Can be used to convert list of strongly typed objects to csv output.

    public static class extensionmethods
        #region LinqToCSV
        public static string ToCsv<T>(this IEnumerable<T> items)
            where T : class
            var csvBuilder = new StringBuilder();
            var properties = typeof(T).GetProperties();
            string header = string.Join(",", properties.Select(p => p.Name.ToCsvValue()).ToArray());

            foreach (T item in items)
                string line = string.Join(",", properties.Select(p => p.GetValue(item, null).ToCsvValue()).ToArray());
            return csvBuilder.ToString();

        private static string ToCsvValue<T>(this T item)
            if (item == null) return "\"\"";

            if (item is string)
                return string.Format("\"{0}\"", item.ToString().Replace("\"", "\\\""));
            double dummy;
            if (double.TryParse(item.ToString(), out dummy))
                return string.Format("{0}", item);
            return string.Format("\"{0}\"", item);

With Statement in C# .Net

If you’re stumbling across this article, chances are you may be looking for a replacement for VB .Net’s “with” statement.

Sadly, there is no exact replacement, but there are alternatives which are equally helpful.

Given a basic class “Robot” below:

public class Robot {
public string name {get;set;}
public int age {get;set;}

Variable Declaration

If you were using “With” simply for initial variable declaration so you didn’t have to specify long constructors, you can use the following instead:

public Robot MyRobot = new Robot() {name="Ronnie-5", age=3300};

If you were using “With” to stay within the context of an object while performing a specific task, then there is no direct equivalent, although I would definitely advise you to try “using” if you’re not already.

using (Robot MyRobot = new MyRobot()) {"Ronnie-5";

if ("something") {
//do something
//when finished it will automatically dispose for you

Extension Methods

Another approach, if your concern is code readability and brevity is to begin using some generic class extension methods in your project to help you simplify common tasks. (see example below)

(Kudos to Anay Kamat for clean and reusable code.)

public static class MetaExtensions
	public static void Set(this object obj,params Func<string,object>[] hash){
			foreach(Func<string,object> member in hash){
				var propertyName = member.Method.GetParameters()[0].Name;
				var propertyValue = member(string.Empty);

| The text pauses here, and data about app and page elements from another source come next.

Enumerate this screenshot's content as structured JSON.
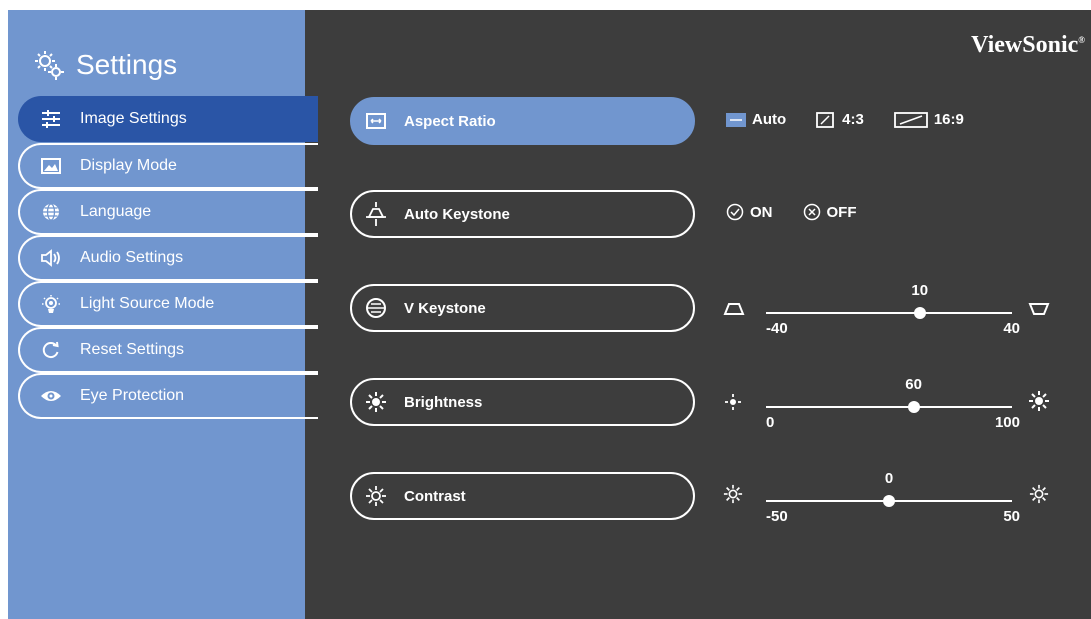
{
  "brand": "ViewSonic",
  "sidebar": {
    "title": "Settings",
    "items": [
      {
        "label": "Image Settings",
        "icon": "sliders-icon",
        "active": true
      },
      {
        "label": "Display Mode",
        "icon": "picture-icon"
      },
      {
        "label": "Language",
        "icon": "globe-icon"
      },
      {
        "label": "Audio Settings",
        "icon": "speaker-icon"
      },
      {
        "label": "Light Source Mode",
        "icon": "lamp-icon"
      },
      {
        "label": "Reset Settings",
        "icon": "reset-icon"
      },
      {
        "label": "Eye Protection",
        "icon": "eye-icon"
      }
    ]
  },
  "options": {
    "aspect_ratio": {
      "label": "Aspect Ratio",
      "choices": [
        "Auto",
        "4:3",
        "16:9"
      ],
      "selected": "Auto"
    },
    "auto_keystone": {
      "label": "Auto Keystone",
      "choices": [
        "ON",
        "OFF"
      ]
    },
    "v_keystone": {
      "label": "V Keystone",
      "value": "10",
      "min": "-40",
      "max": "40",
      "level": 0.625
    },
    "brightness": {
      "label": "Brightness",
      "value": "60",
      "min": "0",
      "max": "100",
      "level": 0.6
    },
    "contrast": {
      "label": "Contrast",
      "value": "0",
      "min": "-50",
      "max": "50",
      "level": 0.5
    }
  },
  "colors": {
    "sidebar_bg": "#7196cf",
    "sidebar_active": "#2a55a6",
    "main_bg": "#3d3d3d"
  }
}
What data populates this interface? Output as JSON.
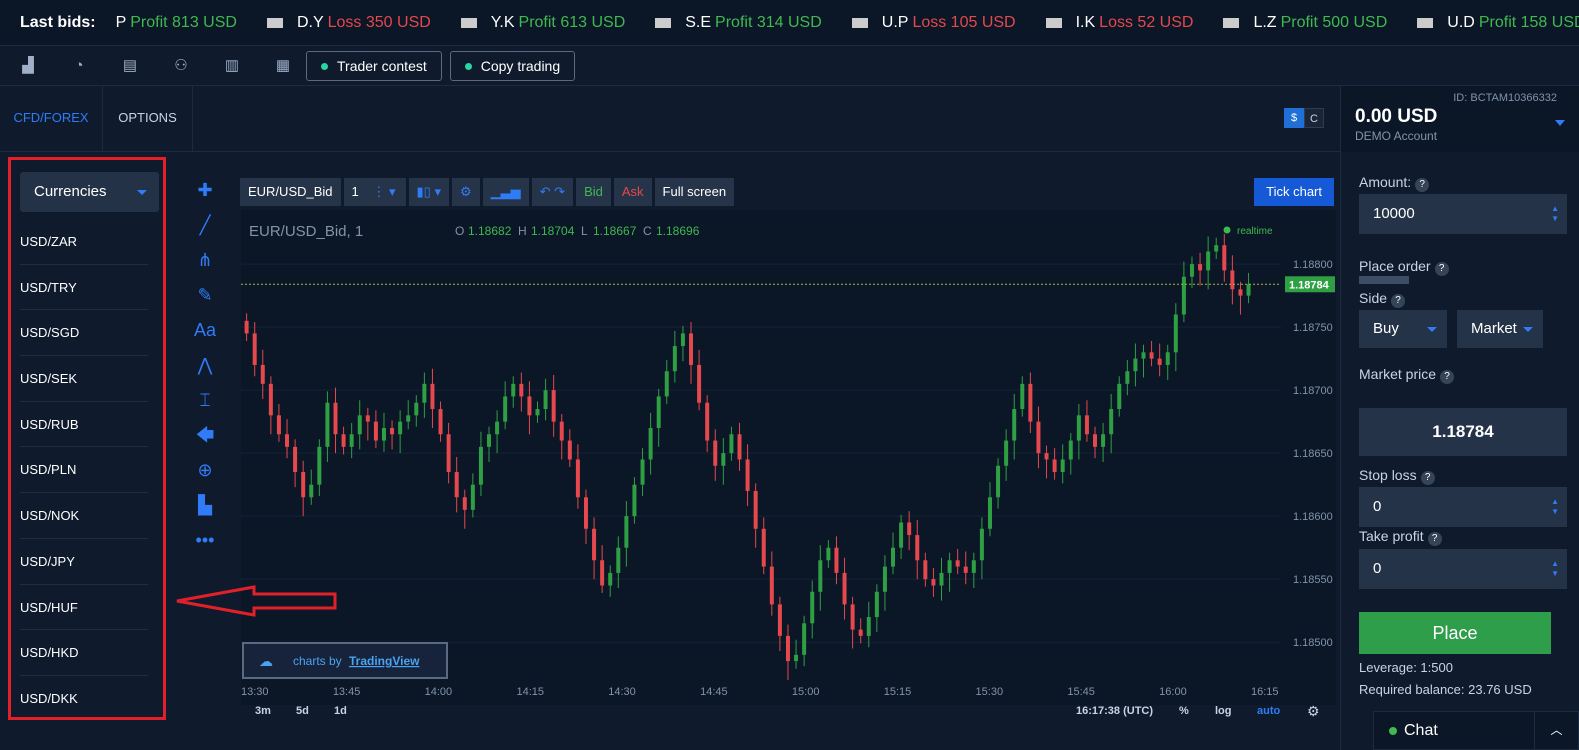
{
  "ticker": {
    "label": "Last bids:",
    "items": [
      {
        "name": "P",
        "label": "Profit 813 USD",
        "kind": "profit"
      },
      {
        "name": "D.Y",
        "label": "Loss 350 USD",
        "kind": "loss"
      },
      {
        "name": "Y.K",
        "label": "Profit 613 USD",
        "kind": "profit"
      },
      {
        "name": "S.E",
        "label": "Profit 314 USD",
        "kind": "profit"
      },
      {
        "name": "U.P",
        "label": "Loss 105 USD",
        "kind": "loss"
      },
      {
        "name": "I.K",
        "label": "Loss 52 USD",
        "kind": "loss"
      },
      {
        "name": "L.Z",
        "label": "Profit 500 USD",
        "kind": "profit"
      },
      {
        "name": "U.D",
        "label": "Profit 158 USD",
        "kind": "profit"
      }
    ]
  },
  "toolbar": {
    "trader_contest": "Trader contest",
    "copy_trading": "Copy trading"
  },
  "tabs": {
    "cfd": "CFD/FOREX",
    "options": "OPTIONS"
  },
  "currency_toggle": {
    "dollar": "$",
    "c": "C"
  },
  "account": {
    "id": "ID: BCTAM10366332",
    "balance": "0.00 USD",
    "type": "DEMO Account"
  },
  "sidebar": {
    "category": "Currencies",
    "pairs": [
      "USD/ZAR",
      "USD/TRY",
      "USD/SGD",
      "USD/SEK",
      "USD/RUB",
      "USD/PLN",
      "USD/NOK",
      "USD/JPY",
      "USD/HUF",
      "USD/HKD",
      "USD/DKK"
    ]
  },
  "chart_toolbar": {
    "symbol": "EUR/USD_Bid",
    "interval": "1",
    "bid": "Bid",
    "ask": "Ask",
    "fullscreen": "Full screen",
    "tick_chart": "Tick chart"
  },
  "chart_legend": {
    "symbol": "EUR/USD_Bid, 1",
    "o_label": "O",
    "o": "1.18682",
    "h_label": "H",
    "h": "1.18704",
    "l_label": "L",
    "l": "1.18667",
    "c_label": "C",
    "c": "1.18696",
    "realtime": "realtime",
    "current": "1.18784"
  },
  "chart_watermark": {
    "prefix": "charts by",
    "brand": "TradingView"
  },
  "chart_bottom": {
    "ranges": [
      "3m",
      "5d",
      "1d"
    ],
    "time": "16:17:38 (UTC)",
    "pct": "%",
    "log": "log",
    "auto": "auto"
  },
  "chart_data": {
    "type": "candlestick",
    "x_ticks": [
      "13:30",
      "13:45",
      "14:00",
      "14:15",
      "14:30",
      "14:45",
      "15:00",
      "15:15",
      "15:30",
      "15:45",
      "16:00",
      "16:15"
    ],
    "y_ticks": [
      "1.18800",
      "1.18750",
      "1.18700",
      "1.18650",
      "1.18600",
      "1.18550",
      "1.18500"
    ],
    "ylim": [
      1.1847,
      1.18835
    ],
    "closes": [
      1.18745,
      1.1872,
      1.18705,
      1.1868,
      1.18665,
      1.18655,
      1.18635,
      1.18615,
      1.18625,
      1.18655,
      1.1869,
      1.18665,
      1.18655,
      1.18665,
      1.1868,
      1.18675,
      1.1866,
      1.1867,
      1.18665,
      1.18675,
      1.1868,
      1.1869,
      1.18705,
      1.18685,
      1.18665,
      1.18635,
      1.18615,
      1.18605,
      1.18625,
      1.18655,
      1.18665,
      1.18675,
      1.18695,
      1.18705,
      1.18695,
      1.1868,
      1.18685,
      1.187,
      1.18675,
      1.1866,
      1.18645,
      1.18615,
      1.1859,
      1.18565,
      1.18545,
      1.18555,
      1.18575,
      1.186,
      1.18625,
      1.18645,
      1.1867,
      1.18695,
      1.18715,
      1.18735,
      1.18745,
      1.1872,
      1.1869,
      1.1866,
      1.1864,
      1.1865,
      1.18665,
      1.18645,
      1.1862,
      1.1859,
      1.1856,
      1.1853,
      1.18505,
      1.18485,
      1.1849,
      1.18515,
      1.1854,
      1.18565,
      1.18575,
      1.18555,
      1.1853,
      1.1851,
      1.18505,
      1.1852,
      1.1854,
      1.1856,
      1.18575,
      1.18595,
      1.18585,
      1.18565,
      1.1855,
      1.18545,
      1.18555,
      1.18565,
      1.1856,
      1.18555,
      1.18565,
      1.1859,
      1.18615,
      1.1864,
      1.1866,
      1.18685,
      1.18705,
      1.18675,
      1.1865,
      1.18645,
      1.18635,
      1.18645,
      1.1866,
      1.1868,
      1.18665,
      1.18655,
      1.18665,
      1.18685,
      1.18705,
      1.18715,
      1.18725,
      1.1873,
      1.18725,
      1.1872,
      1.1873,
      1.1876,
      1.1879,
      1.188,
      1.18795,
      1.1881,
      1.18815,
      1.18795,
      1.1878,
      1.18775,
      1.18784
    ]
  },
  "order": {
    "amount_label": "Amount:",
    "amount": "10000",
    "place_order_label": "Place order",
    "side_label": "Side",
    "side": "Buy",
    "type": "Market",
    "market_price_label": "Market price",
    "market_price": "1.18784",
    "stop_loss_label": "Stop loss",
    "stop_loss": "0",
    "take_profit_label": "Take profit",
    "take_profit": "0",
    "place": "Place",
    "leverage": "Leverage: 1:500",
    "required_balance": "Required balance: 23.76 USD"
  },
  "chat": {
    "label": "Chat"
  },
  "colors": {
    "up": "#2ea043",
    "down": "#e5484d",
    "accent": "#2f7cf6",
    "annotation": "#e3202a"
  }
}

So you could also alternatively replace “With” by adding the above class extension method and simply doing:

var myrobot = new Robot();
	name=> "Ronnie-5",
	age=> 3300

//or as a one-liner


Now this is technically more lines of code than simply declaring initialization values in the first code snippet, but the upside is… well actually, I’m not sure of the upside, but it’s definitely cool. 🙂

Anay Kamat (blog),
MSDN (Extension Methods),